NEW YORK - The stock market ended a strong week with modest gains after investors found good news in the Federal Reserve's decision to begin dismantling emergency lending measures for banks.
The Dow Jones industrial average rose for a fourth day Friday, edging up 9 points to record its best week in more than three months.
Stocks initially fell in response to the Fed's announcement late Thursday that it is raising the rate it charges banks for emergency loans, known as the discount rate. Stocks turned higher in late morning trading as investors saw the Fed's move as a vote of confidence that the financial system was recovering and that banks didn't need as much support.
A tame report on consumer prices brought reassurance that the Fed would be able to hold down more important rates for consumers and business loans.
"The Fed certainly isn't exiting the easy money policy door yet," said Burt White, chief investment officer at LPL Financial. "They have their coats and boots on."
The central bank didn't change its more widely used federal funds rate, which is a benchmark for short-term interest rates.
Jay Leupp, president of Grubb & Ellis AGA mutual funds, said it wasinevitablethat the Fed would raise the discount rate. However the timing and size of future rate hikes for both the discount rate and the federal funds rate are still quite uncertain, he said.
"It's a warning sign, but don't expect more to happen soon," Leupp said.
The focus on rates comes as investors grow more encouraged about the U.S. economy after weeks of concerns about conditions overseas. Debt problems in Greece and other European nations as well as China's move to curb its economic growth brought worries that a global rebound would falter.
After being closed for President's Day on Monday, the Dow jumped 170 points on Tuesday as concern about Greece eased and companies including Kraft Foods Inc. and apparel retailer Abercrombie & Fitch Co. posted earnings that topped expectations.

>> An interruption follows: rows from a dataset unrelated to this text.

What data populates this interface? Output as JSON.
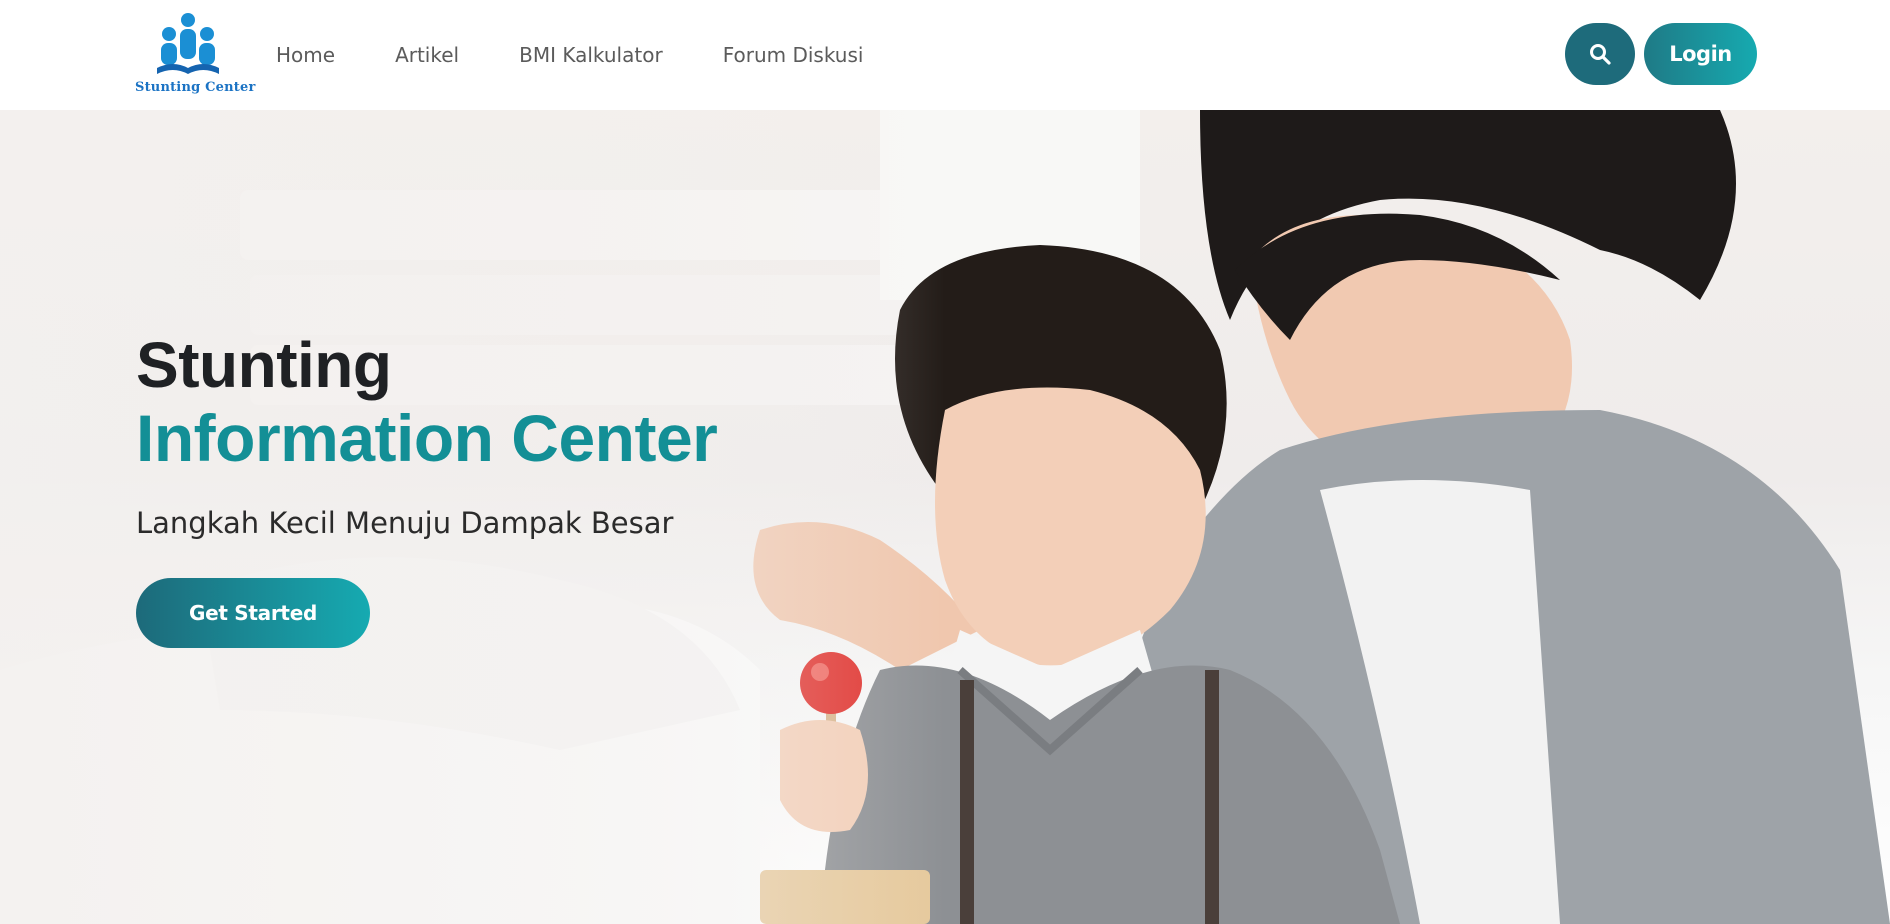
{
  "header": {
    "logo_text": "Stunting Center",
    "nav": [
      {
        "label": "Home"
      },
      {
        "label": "Artikel"
      },
      {
        "label": "BMI Kalkulator"
      },
      {
        "label": "Forum Diskusi"
      }
    ],
    "search_icon": "search-icon",
    "login_label": "Login"
  },
  "hero": {
    "title_line1": "Stunting",
    "title_line2": "Information Center",
    "subtitle": "Langkah Kecil Menuju Dampak Besar",
    "cta_label": "Get Started"
  },
  "colors": {
    "accent": "#138f96",
    "button_dark": "#1e6b7b",
    "button_light": "#16aab0",
    "logo_blue": "#1b73c4"
  }
}
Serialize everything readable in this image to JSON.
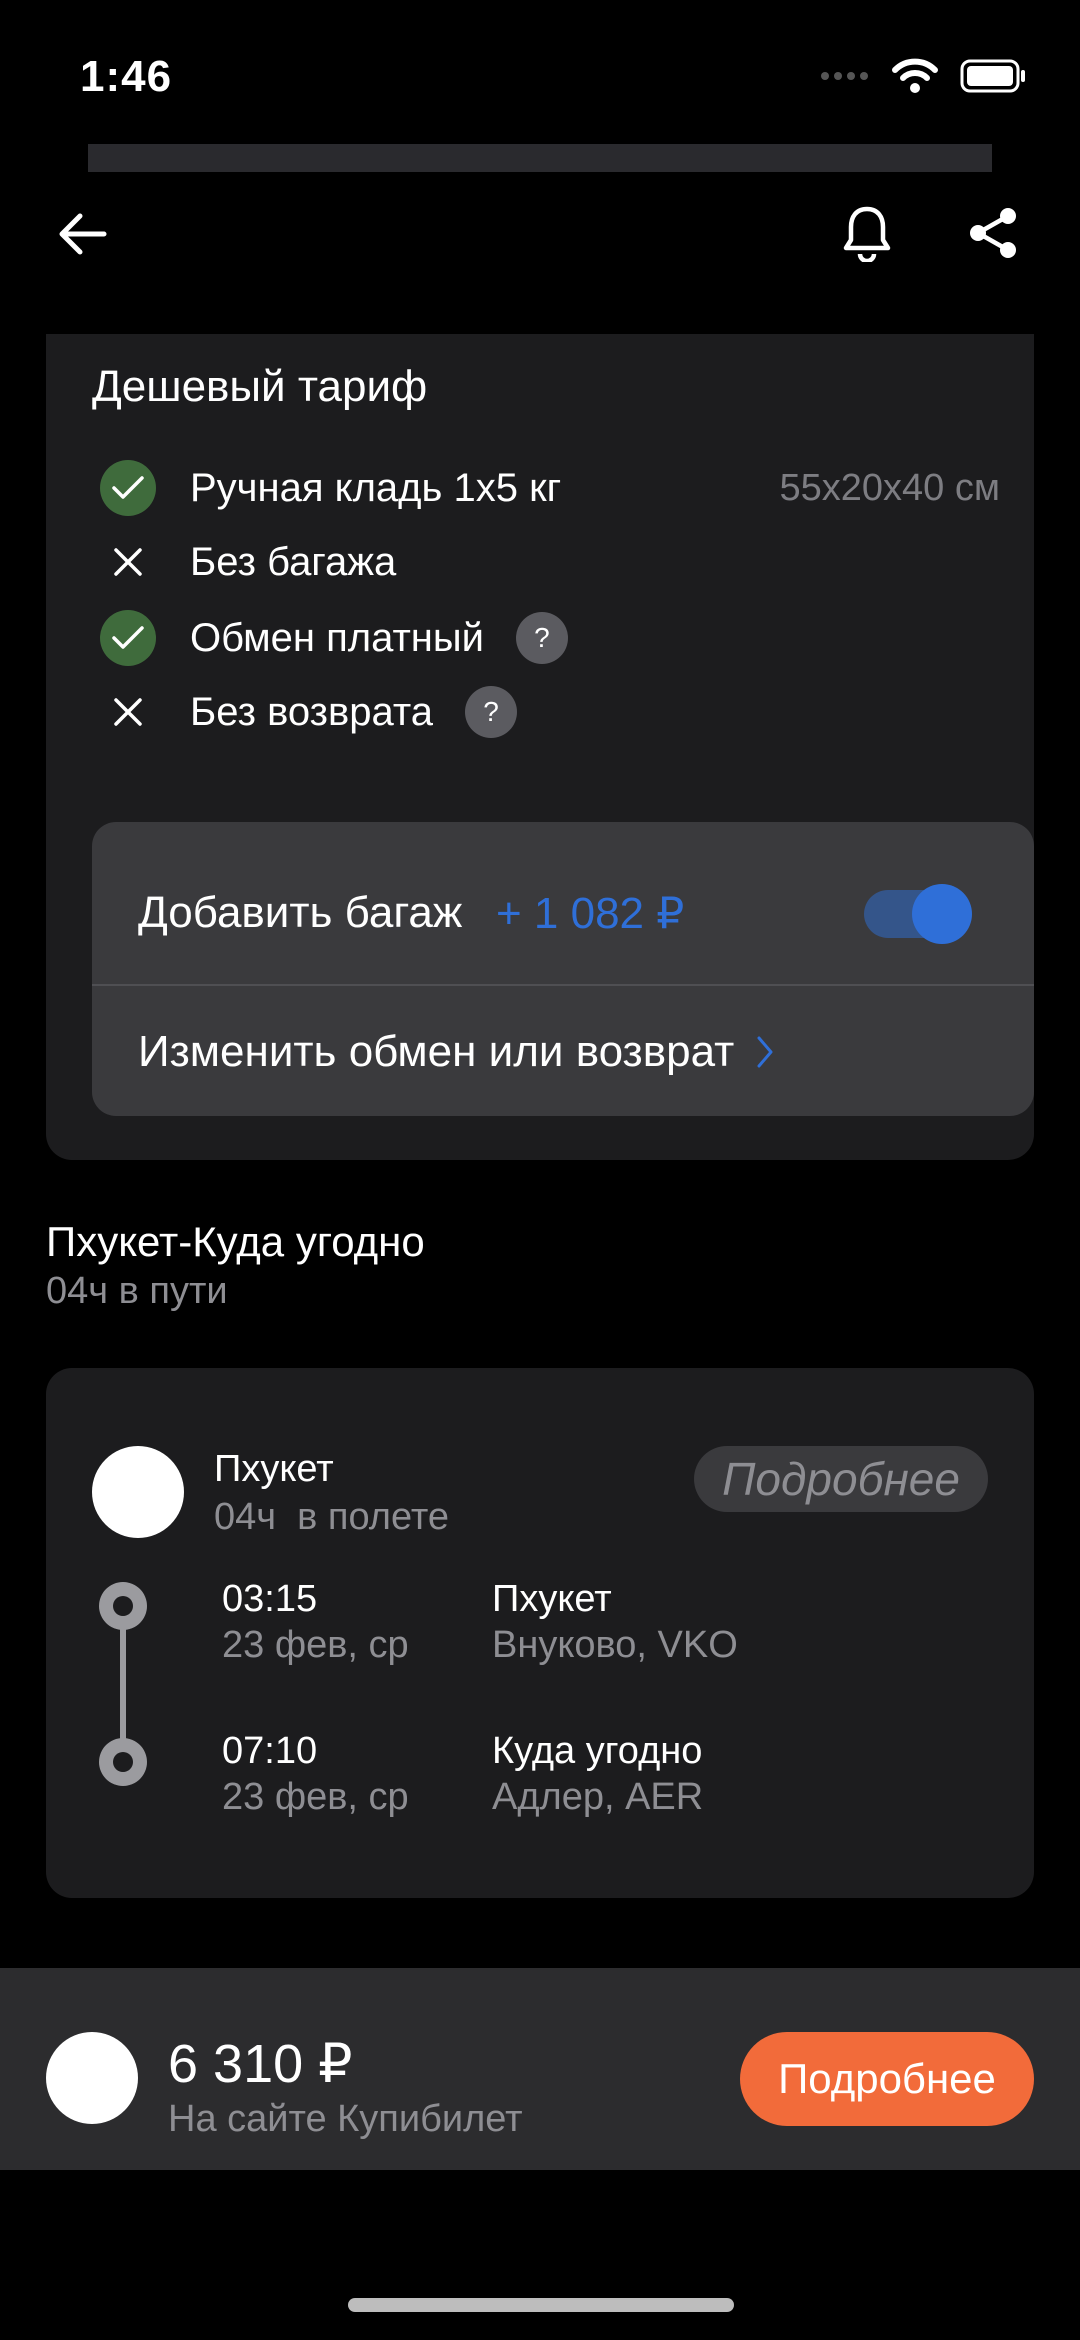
{
  "status_bar": {
    "time": "1:46"
  },
  "tariff": {
    "title": "Дешевый тариф",
    "features": [
      {
        "label": "Ручная кладь 1x5 кг",
        "icon": "check-icon",
        "extra": "55x20x40 см"
      },
      {
        "label": "Без багажа",
        "icon": "cross-icon"
      },
      {
        "label": "Обмен платный",
        "icon": "check-icon",
        "help": "?"
      },
      {
        "label": "Без возврата",
        "icon": "cross-icon",
        "help": "?"
      }
    ],
    "options": {
      "baggage_label": "Добавить багаж",
      "baggage_price": "+ 1 082 ₽",
      "baggage_toggle_on": true,
      "change_label": "Изменить обмен или возврат"
    }
  },
  "route": {
    "title": "Пхукет-Куда угодно",
    "subtitle": "04ч в пути"
  },
  "flight": {
    "airline": "Пхукет",
    "duration": "04ч  в полете",
    "details_label": "Подробнее",
    "segments": [
      {
        "time": "03:15",
        "date": "23 фев, ср",
        "city": "Пхукет",
        "airport": "Внуково, VKO"
      },
      {
        "time": "07:10",
        "date": "23 фев, ср",
        "city": "Куда угодно",
        "airport": "Адлер, AER"
      }
    ]
  },
  "offer": {
    "price": "6 310 ₽",
    "seller": "На сайте Купибилет",
    "button": "Подробнее"
  },
  "colors": {
    "accent_blue": "#2f6fd8",
    "cta_orange": "#f26b3a",
    "check_green": "#3f6b3c"
  }
}
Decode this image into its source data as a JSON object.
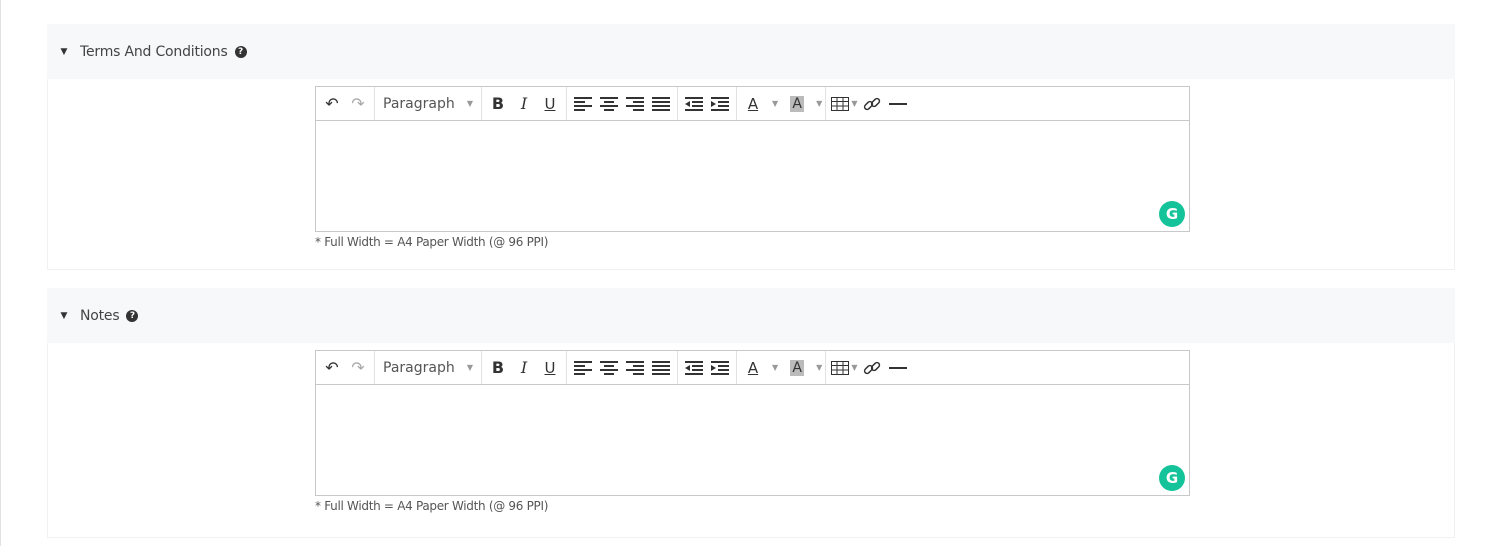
{
  "sections": [
    {
      "title": "Terms And Conditions",
      "help_icon": "question-circle-icon",
      "editor": {
        "format_select": "Paragraph",
        "content": "",
        "hint": "* Full Width = A4 Paper Width (@ 96 PPI)"
      }
    },
    {
      "title": "Notes",
      "help_icon": "question-circle-icon",
      "editor": {
        "format_select": "Paragraph",
        "content": "",
        "hint": "* Full Width = A4 Paper Width (@ 96 PPI)"
      }
    }
  ],
  "toolbar": {
    "undo": "↶",
    "redo": "↷",
    "bold": "B",
    "italic": "I",
    "underline": "U",
    "text_color": "A",
    "bg_color": "A",
    "grammarly": "G"
  },
  "colors": {
    "header_bg": "#f7f8f9",
    "grammarly": "#15c39a",
    "border": "#c8c8c8"
  }
}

Reports on housing construction and activity at factories pushed stocks higher as the week continued.
On Friday, the Dow rose 9.45, or 0.1 percent, to 10,402.35, its highest finish in a month. The Dow is now down only 0.25 percent for the year.
The broader Standard & Poor's 500 index rose 2.42, or 0.2 percent, to 1,109.17, while the Nasdaq composite index rose 2.16, or 0.1 percent, to 2,243.87.
For the week, the Dow rose 303 points, or 3 percent. It was the second straight weekly gain and the strongest point and percentage increase since the week ended Nov. 6.
The S&P 500 index rose 3.1 percent, while the Nasdaq gained 2.8 percent.
Bond prices rose, pushing yields lower, after a benign report on inflation. Rising prices cut into returns of fixed-income investments. The yield on the benchmark 10-year Treasury note fell 3.78 percent from 3.81 percent late Thursday.
The dollar mostly rose against other major currencies. Gold and oil both rose.
On Friday, the markets slowed in late morning as traders watched golfer Tiger Woods' televised remarks about his recent affairs. Volume on the New York Stock Exchange leveled off during Woods' remarks, then picked up momentum after he was finished.
Stock in Nike Inc., one of Woods' biggest sponsors, was down about 19 cents as he spoke, then regained some ground. It ended down 9 cents at $64.35.
In economic news, the Labor Department said the Consumer Price Index rose by a smaller-than-expected 0.2 percent in January. Excluding food and energy, the index actually slipped 0.1 percent, its first monthly drop in 27 years.
"This allows the Fed to keep rates lower for longer," said Frank Ingarra, co-portfolio manager at Hennessy Funds, referring to the CPI report.
A report from the Mortgage Bankers Association provided mixed news about the housing market, which has shown recent signs of stabilizing. The group said the number of borrowers falling behind on their mortgage payments for the first time dropped sharply during the fourth quarter. However a record number of people remain behind on payments or in foreclosure.
Three stocks rose for every two that fell on the New York Stock Exchange, where consolidated volume came to 4 billion shares, in line with Thursday.
The Russell 2000 index of smaller companies rose 2.30, or 0.4 percent, to 631.62.
Overseas, Britain's FTSE 100 rose 0.6 percent, Germany's DAX index gained 0.7 percent, while France's CAC-40 rose 0.6 percent. Japan's Nikkei stock average fell 2.1 percent.
The Dow Jones industrial average closed the week up 303.21 points, or 3 percent, at 10,402.35. The Standard & Poor's 500 index rose 33.66, or 3.1 percent, to 1,109.17. The Nasdaq composite index rose 60.34, or 2.8 percent, to 2,243.87.
The Russell 2000 index, which tracks the performance of small company stocks, rose 20.90, or 3.4 percent, for the week to 631.62.
The Dow Jones U.S. Total Stock Market Index - which measures nearly all U.S.-based companies - ended at 11,391.35, up 347.85, or 3.2 percent.